1954 National Taiwan University BA Chemical Engineering
1957 Wayne State University MS Chemical Engineering
1963 Stevens Institute of Technology PhD Chemical Engineering

Professional Experience

Exxon Research and Engineering Company

1963 to 1981
Senior Research Scientist

Universal Oil Products Company

1981 to 1988
Director of Separation Science and Technology

AlliedSignal

1988 to 1995
Director of Research and Technology

N L Chemical Technology, Inc.

1995 to 2001
Chief Executive Officer

Honors

Year(s) Award
1980

Chairman, Industrial and Engineering Chemistry Division, American Chemical Society

1988

Alpha Chi Sigma Award for Chemical Engineering Research, American Institute of Chemical Engineers

1988

Separation Science and Technology Award, American Chemical Society

1989

Fellow, American Institute of Chemical Engineers

1990

Member, National Academy of Engineering

1992

Director, American Institute of Chemical Engineers

1995

Special Symposium in Honor of Dr. N. N. Li, American Institute of Chemical Engineers

1995

Ernest W. Thiel Award, American Institute of Chemical Engineers

1996

Member, Acedemis Sinica

1998

Member, Chinese Academy of Sciences

2000

Perkin Medal, Society of Chemical Industry (American Section)

2000

Chemical Engineering Practice Award, American Institute of Chemical Engineers

2000

Special Symposium in Honor of Dr. N. N. Li, American Institute of Chemical Engineers

2001

Fujimura Award for Lifetime Achievement in International Technology Cooperation and Development, American Institute of Chemical Engineers and World Congress of Chemical Engineering, Melbourne, Australia

Table of Contents

Early Years
1

Childhood in China. Parents. Siblings. Moving to Taiwan. Decision to study science. Attending National Taiwan University.

Graduate Education
5

Coming to United States. Attending Wayne State University. Professor Harold Donnelly. Parke-Davis. Stevens Institute of Technology. Instructorship at Stevens.

Early Career
7

Exxon Research and Engineering Company. Lube oil processing. Marriage in 1963. Liquid membranes. Don Baeder. Facilitated transport. Artificial kidney.

Career Changes
16

Mary L. Good. Interview at UOP Co. Move to UOP Co. in research administration. Children. Proposal for development of liquid membrane research program. Reverse osmosis membrane. Sorbex System. Move to Allied Signal Company. Retirement from Allied Signal. Establishment of consulting business.

Conclusion
28

Experiences with Exxon, UOP, and Allied. Future of R&D. Winning Perkin Medal. National Academy of Engineering. Thoughts on family.

Index
36

About the Interviewer

James G. Traynham

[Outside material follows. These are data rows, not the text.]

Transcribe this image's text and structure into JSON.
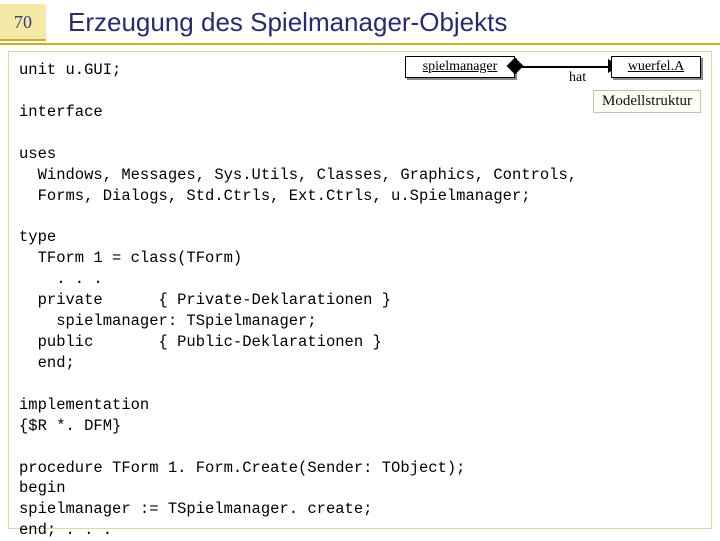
{
  "header": {
    "page_number": "70",
    "title": "Erzeugung des Spielmanager-Objekts"
  },
  "diagram": {
    "left_box": "spielmanager",
    "right_box": "wuerfel.A",
    "relation": "hat",
    "caption": "Modellstruktur"
  },
  "code": {
    "line1": "unit u.GUI;",
    "line2": "",
    "line3": "interface",
    "line4": "",
    "line5": "uses",
    "line6": "  Windows, Messages, Sys.Utils, Classes, Graphics, Controls,",
    "line7": "  Forms, Dialogs, Std.Ctrls, Ext.Ctrls, u.Spielmanager;",
    "line8": "",
    "line9": "type",
    "line10": "  TForm 1 = class(TForm)",
    "line11": "    . . .",
    "line12": "  private      { Private-Deklarationen }",
    "line13": "    spielmanager: TSpielmanager;",
    "line14": "  public       { Public-Deklarationen }",
    "line15": "  end;",
    "line16": "",
    "line17": "implementation",
    "line18": "{$R *. DFM}",
    "line19": "",
    "line20": "procedure TForm 1. Form.Create(Sender: TObject);",
    "line21": "begin",
    "line22": "spielmanager := TSpielmanager. create;",
    "line23": "end; . . ."
  }
}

James G. Traynham is a professor of chemistry at Louisiana State University, Baton Rouge. He holds a PhD in organic chemistry from Northwestern University. He joined Louisiana State University in 1953 and served as chemistry department chairperson from 1968 to 1973. He was chairman of the American Chemical Society’s Division of the History of Chemistry in 1988 and is currently councilor of the Baton Rouge section of the American Chemical Society. He was a member of the American Chemical Society’s Joint-Board Council on Chemistry and Public Affairs, as well as a member of the Society’s Committees on Science, Chemical Education, and Organic Chemistry Nomenclature. He has written over 90 publications, including a book on organic nomenclature and a book on the history of organic chemistry.